One of the quirks of the human condition is that we enjoy, even crave, flavors and textures which are polar opposites, often at the same time.
And that is due to our completely inadequate sense of taste.
Ah, sweet and sour mystery of life.
You probably think you do a pretty good job with your palate in seeking out subtle flavors and nuances in all kinds of foods and drinks. Well, quite literally, the job you do stinks. Hey, big fella, sit down and relax. Those are not fighting words. Not with me anyway.
More than 88% of all the tasting we experience actually comes through our nose. 88% is a big number. And, to add to the situation, our nasal abilities are not as keen as dogs or cats in the wild (no, not the kind that inhabits a certain karaoke bar on Bourbon Street), but we do a pretty good job of seeking out a wide range of flavors with our nose.
I know, there is a reason you did not take that second course in Biology and this is beginning to sound like the complicated mess you had hoped to avoid while looking for a crib grade. Press on. Pour yourself a glass of wine, or a solid cocktail, and let’s go over this whole affair.
Your mouth can discern only five things: sweet, sour, salty, bitter, and umami. The first four are self-explanatory. The last one, umami, is the sense of taste, maybe with texture, that one experiences from glutamic acid, like monosodium glutamate. It’s the way meats, cheeses and even potatoes taste after some process. Bite into a raw baked potato. Now bite down on one that has been baked. The product’s complete change is in the texture and the taste is due to the binding of certain agents during the preparation process, in this case the baking.
Anyway, that’s it for taste. You have five abilities. Taste buds are all over your mouth, particularly the tongue, but they are only finding those five tastes. Lazy little devils.
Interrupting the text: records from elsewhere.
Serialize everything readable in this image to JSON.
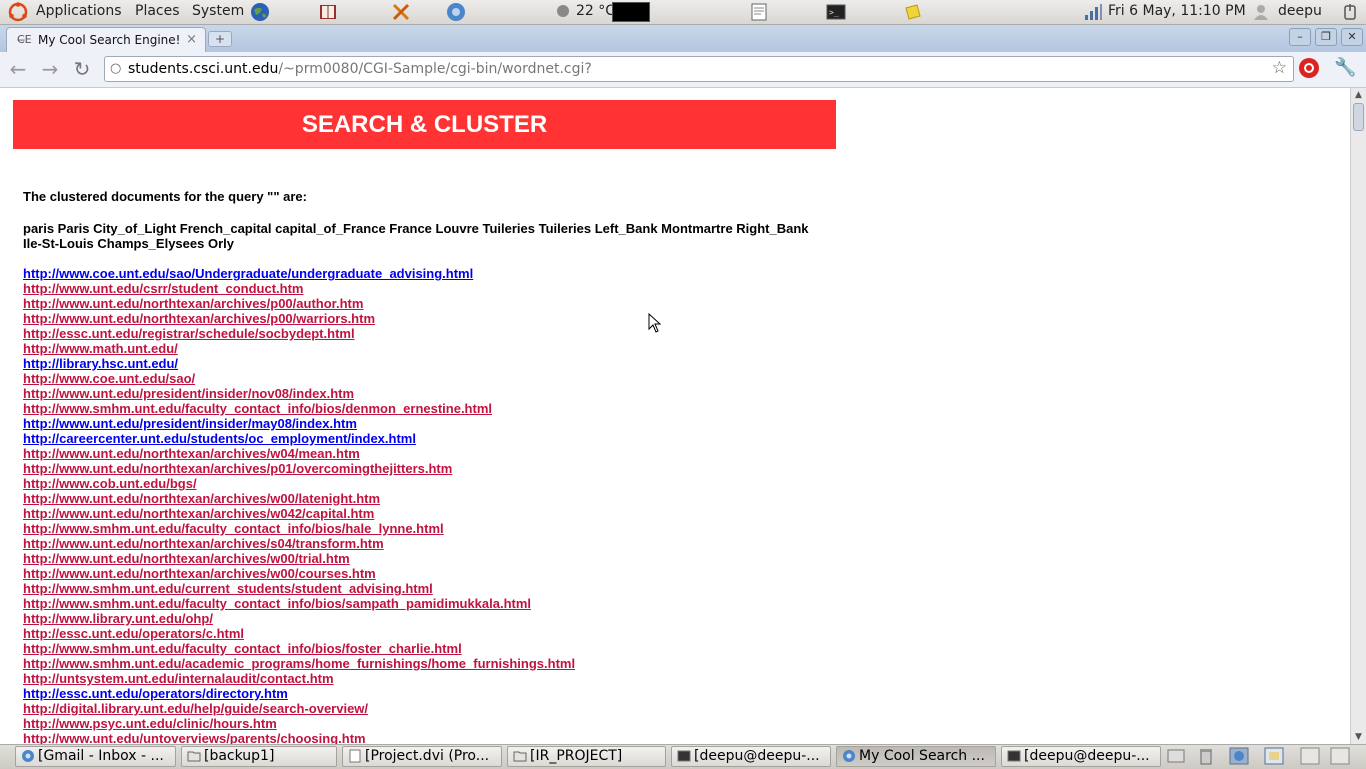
{
  "top_panel": {
    "applications_label": "Applications",
    "places_label": "Places",
    "system_label": "System",
    "temperature": "22 °C",
    "datetime": "Fri  6 May, 11:10 PM",
    "user": "deepu"
  },
  "browser": {
    "tab_title": "My Cool Search Engine!",
    "tab_close": "×",
    "new_tab": "+",
    "url_host": "students.csci.unt.edu",
    "url_path": "/~prm0080/CGI-Sample/cgi-bin/wordnet.cgi?"
  },
  "page": {
    "banner_title": "SEARCH & CLUSTER",
    "heading": "The clustered documents for the query \"\" are:",
    "synonyms": "paris Paris City_of_Light French_capital capital_of_France France Louvre Tuileries Tuileries Left_Bank Montmartre Right_Bank Ile-St-Louis Champs_Elysees Orly",
    "links": [
      {
        "text": "http://www.coe.unt.edu/sao/Undergraduate/undergraduate_advising.html",
        "visited": false
      },
      {
        "text": "http://www.unt.edu/csrr/student_conduct.htm",
        "visited": true
      },
      {
        "text": "http://www.unt.edu/northtexan/archives/p00/author.htm",
        "visited": true
      },
      {
        "text": "http://www.unt.edu/northtexan/archives/p00/warriors.htm",
        "visited": true
      },
      {
        "text": "http://essc.unt.edu/registrar/schedule/socbydept.html",
        "visited": true
      },
      {
        "text": "http://www.math.unt.edu/",
        "visited": true
      },
      {
        "text": "http://library.hsc.unt.edu/",
        "visited": false
      },
      {
        "text": "http://www.coe.unt.edu/sao/",
        "visited": true
      },
      {
        "text": "http://www.unt.edu/president/insider/nov08/index.htm",
        "visited": true
      },
      {
        "text": "http://www.smhm.unt.edu/faculty_contact_info/bios/denmon_ernestine.html",
        "visited": true
      },
      {
        "text": "http://www.unt.edu/president/insider/may08/index.htm",
        "visited": false
      },
      {
        "text": "http://careercenter.unt.edu/students/oc_employment/index.html",
        "visited": false
      },
      {
        "text": "http://www.unt.edu/northtexan/archives/w04/mean.htm",
        "visited": true
      },
      {
        "text": "http://www.unt.edu/northtexan/archives/p01/overcomingthejitters.htm",
        "visited": true
      },
      {
        "text": "http://www.cob.unt.edu/bgs/",
        "visited": true
      },
      {
        "text": "http://www.unt.edu/northtexan/archives/w00/latenight.htm",
        "visited": true
      },
      {
        "text": "http://www.unt.edu/northtexan/archives/w042/capital.htm",
        "visited": true
      },
      {
        "text": "http://www.smhm.unt.edu/faculty_contact_info/bios/hale_lynne.html",
        "visited": true
      },
      {
        "text": "http://www.unt.edu/northtexan/archives/s04/transform.htm",
        "visited": true
      },
      {
        "text": "http://www.unt.edu/northtexan/archives/w00/trial.htm",
        "visited": true
      },
      {
        "text": "http://www.unt.edu/northtexan/archives/w00/courses.htm",
        "visited": true
      },
      {
        "text": "http://www.smhm.unt.edu/current_students/student_advising.html",
        "visited": true
      },
      {
        "text": "http://www.smhm.unt.edu/faculty_contact_info/bios/sampath_pamidimukkala.html",
        "visited": true
      },
      {
        "text": "http://www.library.unt.edu/ohp/",
        "visited": true
      },
      {
        "text": "http://essc.unt.edu/operators/c.html",
        "visited": true
      },
      {
        "text": "http://www.smhm.unt.edu/faculty_contact_info/bios/foster_charlie.html",
        "visited": true
      },
      {
        "text": "http://www.smhm.unt.edu/academic_programs/home_furnishings/home_furnishings.html",
        "visited": true
      },
      {
        "text": "http://untsystem.unt.edu/internalaudit/contact.htm",
        "visited": true
      },
      {
        "text": "http://essc.unt.edu/operators/directory.htm",
        "visited": false
      },
      {
        "text": "http://digital.library.unt.edu/help/guide/search-overview/",
        "visited": true
      },
      {
        "text": "http://www.psyc.unt.edu/clinic/hours.htm",
        "visited": true
      },
      {
        "text": "http://www.unt.edu/untoverviews/parents/choosing.htm",
        "visited": true
      }
    ]
  },
  "taskbar": {
    "tasks": [
      {
        "label": "[Gmail - Inbox - ...",
        "icon": "chrome-icon",
        "active": false
      },
      {
        "label": "[backup1]",
        "icon": "folder-icon",
        "active": false
      },
      {
        "label": "[Project.dvi (Pro...",
        "icon": "document-icon",
        "active": false
      },
      {
        "label": "[IR_PROJECT]",
        "icon": "folder-icon",
        "active": false
      },
      {
        "label": "[deepu@deepu-...",
        "icon": "terminal-icon",
        "active": false
      },
      {
        "label": "My Cool Search ...",
        "icon": "chrome-icon",
        "active": true
      },
      {
        "label": "[deepu@deepu-...",
        "icon": "terminal-icon",
        "active": false
      }
    ]
  },
  "colors": {
    "banner": "#ff3333",
    "link_unvisited": "#0000ee",
    "link_visited": "#c0133f"
  }
}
Even insects have a better sense of taste than humans.
You experience sugar right on the tip of your tongue. Salt just a little further back, in the middle on the tongue’s surface. Sour is primarily discerned on either side of the tongue, with bitter towards the back. Umami, being more textural, is an overall sensation probably involving quite a few of your taste buds all over the place.
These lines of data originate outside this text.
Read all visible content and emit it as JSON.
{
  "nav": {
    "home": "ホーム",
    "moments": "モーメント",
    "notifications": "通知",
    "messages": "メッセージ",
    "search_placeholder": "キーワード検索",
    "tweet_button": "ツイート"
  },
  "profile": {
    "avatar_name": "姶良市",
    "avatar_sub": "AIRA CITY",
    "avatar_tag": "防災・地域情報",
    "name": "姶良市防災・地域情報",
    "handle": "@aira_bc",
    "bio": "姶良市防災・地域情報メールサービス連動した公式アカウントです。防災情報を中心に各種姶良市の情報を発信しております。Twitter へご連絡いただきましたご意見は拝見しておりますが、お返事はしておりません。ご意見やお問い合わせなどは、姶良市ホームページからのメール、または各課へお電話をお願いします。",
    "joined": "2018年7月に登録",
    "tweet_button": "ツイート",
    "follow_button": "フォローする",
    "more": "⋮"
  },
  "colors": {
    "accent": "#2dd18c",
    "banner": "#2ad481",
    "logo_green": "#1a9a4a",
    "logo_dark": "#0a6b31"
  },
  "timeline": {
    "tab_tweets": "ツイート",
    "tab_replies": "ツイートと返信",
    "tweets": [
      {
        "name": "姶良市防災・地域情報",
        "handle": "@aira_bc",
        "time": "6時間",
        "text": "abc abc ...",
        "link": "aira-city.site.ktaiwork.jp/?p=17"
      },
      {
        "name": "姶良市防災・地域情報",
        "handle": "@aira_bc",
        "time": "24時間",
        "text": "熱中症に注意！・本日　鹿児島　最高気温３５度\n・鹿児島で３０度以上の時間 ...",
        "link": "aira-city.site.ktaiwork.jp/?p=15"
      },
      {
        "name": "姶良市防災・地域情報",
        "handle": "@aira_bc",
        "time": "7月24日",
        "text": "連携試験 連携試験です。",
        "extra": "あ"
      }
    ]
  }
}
But, you, dear intelligent reader, will ask, “Where am I getting all those identifiable tastes from, like apples and cherries and beef and asparagus?” So smart to inquire.
Your nose, of course. Sort of a way to back into this proof is when you note that you have a bad cold and you can’t taste a thing. Taste does not vary all that much, unless your buds are stressed like from a hot beverage. What keeps you from tasting during a bad cold is that your nasal passage is all glopped up (technical term) and blocked. You cannot taste because you cannot smell.
Try this out: close your eyes and then tightly hold your nose closed. Ask a trusted friend, hopefully your wife or husband, to put into your mouth a pungent candy. Chew on it. What flavor was it?
If you kept your nose blocked, you won’t be able to discern with your mouth if it was sour cherry, bitter lemon, or apple. What you will get is sugar, no fruit.  
I know that many of you will be tempted to assign this shortcoming in the human condition to explain the Jagermeister® phenomenon. I will not be joining you in that discussion.  And it is not because I like that particular liqueur. Not by a mile.
Now, back to our original thought. Many of us take our iced tea and add both lemon and sugar. Some people, and you know who you are, like sweetened tea, which contains a superabundance of sugar. Those are opposite flavors, but we add them in order to achieve a balance that is pleasing to us when enjoying an acidic beverage like tea or coffee.
Our particular array of taste buds craves the ying and the yang of both sweet and sour. Our tongue can do the work here, with some assistance from our nose.
What is the first thing people with little or no wine knowledge ask for in a new wine? Yep, they want something “dry.” They don’t think they like sweet wines. These are the same folks who like sweet tea and Coca-Cola®. At this point, science and logic part ways.
Even in spirits, we seek balances between sweet, sour, salty and bitter. You would never build a cocktail around Bitters. They become an important, but minor, ingredient in the overall cocktail building process, with spirits taking center stage, along with an array of supporting characters like sweet mixers, fruit, vegetables and whatever else. But just about everything you add to a cocktail for taste has to be balanced with an ingredient of opposing flavor. Balance is the key to great cocktails.  
Wine is also an interesting challenge since it is a stand-alone beverage and lacks salt. You would have to drink more than 100 bottles of wine to reach your recommended daily intake of salt.  But there are enough other naturally-occurring tasting and odor elements to keep it interesting.
Every day is a Big Surprise and so we seek comfort and routine. Sugar and lemon in a bitter acidic drink makes us happy. Finding sour cherries or apples in the bouquet of wine is a fun quest.
And now you know why it is proper for you to stick your nose into a glass of wine before you drink it, or why bringing a well-made cocktail slowly to your lips, allowing your nose to get involved with the aroma, is important.
You’re human. It’s how we do things.